[Entries from a dataset of interfaces]
◇ ◇ ◇

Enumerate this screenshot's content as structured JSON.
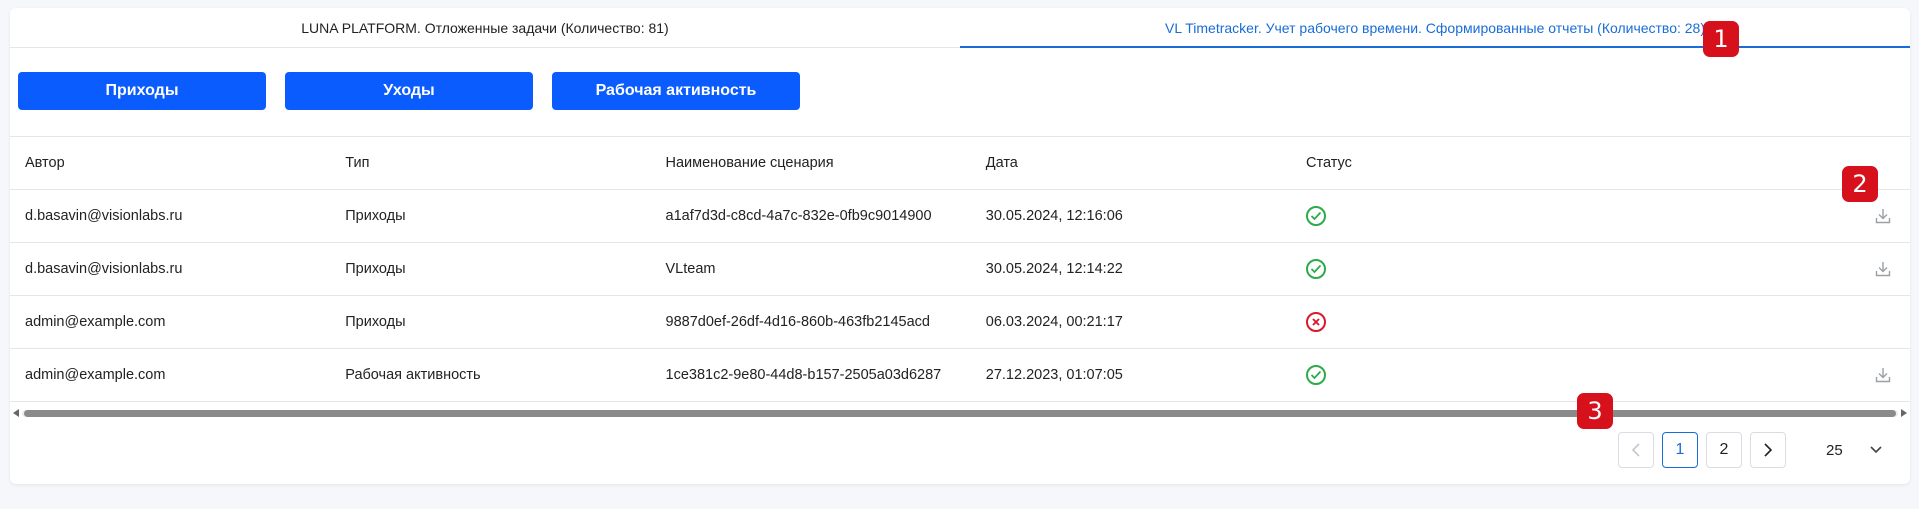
{
  "tabs": [
    {
      "label": "LUNA PLATFORM. Отложенные задачи (Количество: 81)",
      "active": false
    },
    {
      "label": "VL Timetracker. Учет рабочего времени. Сформированные отчеты (Количество: 28)",
      "active": true
    }
  ],
  "buttons": {
    "arrivals": "Приходы",
    "departures": "Уходы",
    "activity": "Рабочая активность"
  },
  "table": {
    "headers": {
      "author": "Автор",
      "type": "Тип",
      "scenario": "Наименование сценария",
      "date": "Дата",
      "status": "Статус"
    },
    "rows": [
      {
        "author": "d.basavin@visionlabs.ru",
        "type": "Приходы",
        "scenario": "a1af7d3d-c8cd-4a7c-832e-0fb9c9014900",
        "date": "30.05.2024, 12:16:06",
        "status": "success",
        "download": true
      },
      {
        "author": "d.basavin@visionlabs.ru",
        "type": "Приходы",
        "scenario": "VLteam",
        "date": "30.05.2024, 12:14:22",
        "status": "success",
        "download": true
      },
      {
        "author": "admin@example.com",
        "type": "Приходы",
        "scenario": "9887d0ef-26df-4d16-860b-463fb2145acd",
        "date": "06.03.2024, 00:21:17",
        "status": "error",
        "download": false
      },
      {
        "author": "admin@example.com",
        "type": "Рабочая активность",
        "scenario": "1ce381c2-9e80-44d8-b157-2505a03d6287",
        "date": "27.12.2023, 01:07:05",
        "status": "success",
        "download": true
      }
    ]
  },
  "pagination": {
    "pages": [
      "1",
      "2"
    ],
    "current": "1",
    "per_page": "25"
  },
  "markers": [
    "1",
    "2",
    "3"
  ],
  "colors": {
    "accent": "#1a6cd8",
    "button": "#0a5cff",
    "success": "#2eaa4b",
    "error": "#d9182a",
    "marker": "#d7111c"
  },
  "icons": {
    "success": "check-circle-icon",
    "error": "x-circle-icon",
    "download": "download-icon",
    "prev": "chevron-left-icon",
    "next": "chevron-right-icon",
    "dropdown": "chevron-down-icon"
  }
}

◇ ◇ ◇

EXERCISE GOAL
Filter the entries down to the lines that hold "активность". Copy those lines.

COMPLETED TASK
    "activity": "Рабочая активность"
        "type": "Рабочая активность",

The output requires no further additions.